=== ACTIVITY ===
Lines containing "Users" should be pulled from the material below.

=== TASK MATERIAL ===

▼

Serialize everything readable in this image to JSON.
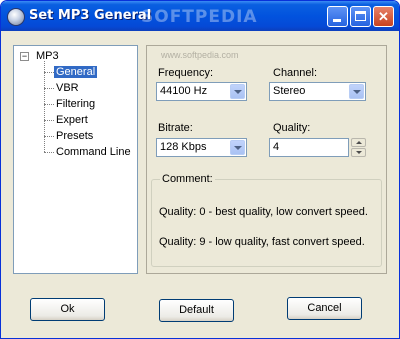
{
  "window": {
    "title": "Set MP3 General",
    "watermark": "SOFTPEDIA",
    "controls": {
      "minimize": "_",
      "maximize": "□",
      "close": "✕"
    }
  },
  "panel_watermark": "www.softpedia.com",
  "tree": {
    "root": "MP3",
    "expander": "−",
    "items": [
      "General",
      "VBR",
      "Filtering",
      "Expert",
      "Presets",
      "Command Line"
    ],
    "selected": "General"
  },
  "settings": {
    "frequency": {
      "label": "Frequency:",
      "value": "44100 Hz"
    },
    "channel": {
      "label": "Channel:",
      "value": "Stereo"
    },
    "bitrate": {
      "label": "Bitrate:",
      "value": "128 Kbps"
    },
    "quality": {
      "label": "Quality:",
      "value": "4"
    }
  },
  "comment": {
    "legend": "Comment:",
    "line1": "Quality: 0 - best quality, low convert speed.",
    "line2": "Quality: 9 - low quality, fast convert speed."
  },
  "buttons": {
    "ok": "Ok",
    "default": "Default",
    "cancel": "Cancel"
  },
  "colors": {
    "titlebar": "#0253de",
    "selection": "#316ac5",
    "face": "#ece9d8"
  }
}
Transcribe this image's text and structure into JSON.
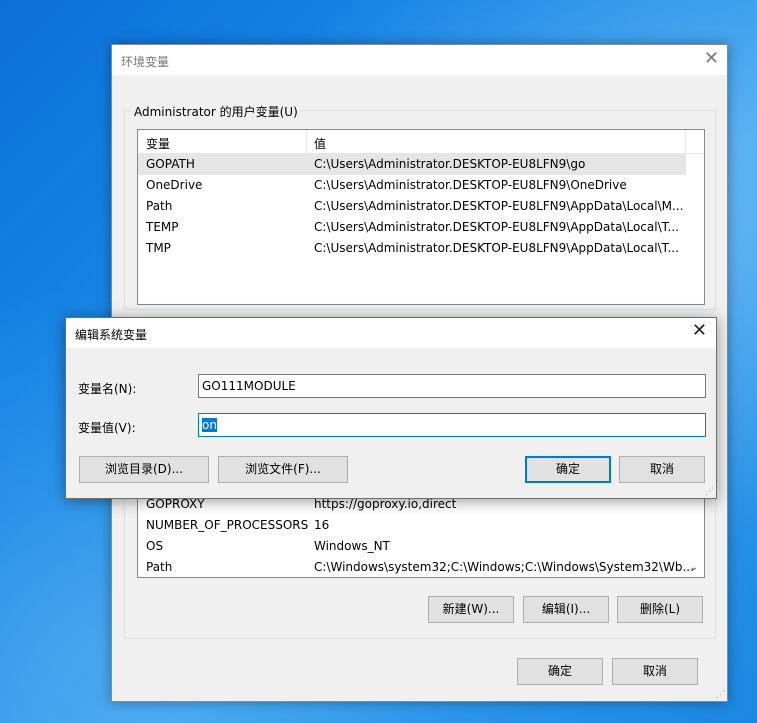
{
  "env_dialog": {
    "title": "环境变量",
    "user_vars": {
      "group_label": "Administrator 的用户变量(U)",
      "columns": [
        "变量",
        "值"
      ],
      "rows": [
        {
          "name": "GOPATH",
          "value": "C:\\Users\\Administrator.DESKTOP-EU8LFN9\\go"
        },
        {
          "name": "OneDrive",
          "value": "C:\\Users\\Administrator.DESKTOP-EU8LFN9\\OneDrive"
        },
        {
          "name": "Path",
          "value": "C:\\Users\\Administrator.DESKTOP-EU8LFN9\\AppData\\Local\\M..."
        },
        {
          "name": "TEMP",
          "value": "C:\\Users\\Administrator.DESKTOP-EU8LFN9\\AppData\\Local\\T..."
        },
        {
          "name": "TMP",
          "value": "C:\\Users\\Administrator.DESKTOP-EU8LFN9\\AppData\\Local\\T..."
        }
      ]
    },
    "system_vars": {
      "rows": [
        {
          "name": "GOPROXY",
          "value": "https://goproxy.io,direct"
        },
        {
          "name": "NUMBER_OF_PROCESSORS",
          "value": "16"
        },
        {
          "name": "OS",
          "value": "Windows_NT"
        },
        {
          "name": "Path",
          "value": "C:\\Windows\\system32;C:\\Windows;C:\\Windows\\System32\\Wb..."
        }
      ],
      "new_label": "新建(W)...",
      "edit_label": "编辑(I)...",
      "delete_label": "删除(L)"
    },
    "ok_label": "确定",
    "cancel_label": "取消"
  },
  "edit_dialog": {
    "title": "编辑系统变量",
    "name_label": "变量名(N):",
    "name_value": "GO111MODULE",
    "value_label": "变量值(V):",
    "value_value": "on",
    "browse_dir_label": "浏览目录(D)...",
    "browse_file_label": "浏览文件(F)...",
    "ok_label": "确定",
    "cancel_label": "取消"
  },
  "icons": {
    "close": "close-icon",
    "scroll_down": "chevron-down-icon",
    "resize_grip": "resize-grip-icon"
  },
  "colors": {
    "accent": "#0078d7",
    "desktop": "#1a8ae8"
  }
}
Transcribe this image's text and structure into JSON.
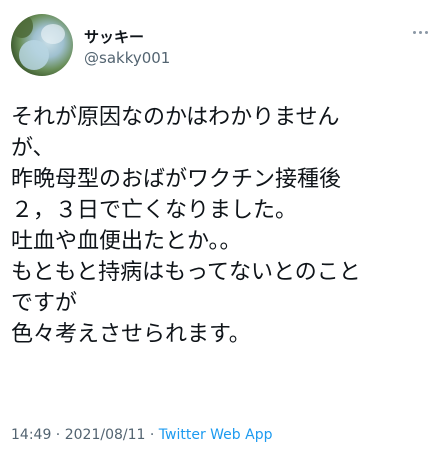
{
  "user": {
    "display_name": "サッキー",
    "handle": "@sakky001"
  },
  "icons": {
    "more": "more-horizontal-icon",
    "avatar": "profile-photo"
  },
  "tweet": {
    "lines": [
      "それが原因なのかはわかりません",
      "が、",
      "昨晩母型のおばがワクチン接種後",
      "２，３日で亡くなりました。",
      "吐血や血便出たとか。。",
      "もともと持病はもってないとのこと",
      "ですが",
      "色々考えさせられます。"
    ],
    "time": "14:49",
    "date": "2021/08/11",
    "separator": " · ",
    "source": "Twitter Web App"
  },
  "colors": {
    "text": "#0f1419",
    "secondary": "#536471",
    "link": "#1d9bf0"
  }
}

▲

=== ANSWER SPACE ===
          "value": "C:\\Users\\Administrator.DESKTOP-EU8LFN9\\go"
          "value": "C:\\Users\\Administrator.DESKTOP-EU8LFN9\\OneDrive"
          "value": "C:\\Users\\Administrator.DESKTOP-EU8LFN9\\AppData\\Local\\M..."
          "value": "C:\\Users\\Administrator.DESKTOP-EU8LFN9\\AppData\\Local\\T..."
          "value": "C:\\Users\\Administrator.DESKTOP-EU8LFN9\\AppData\\Local\\T..."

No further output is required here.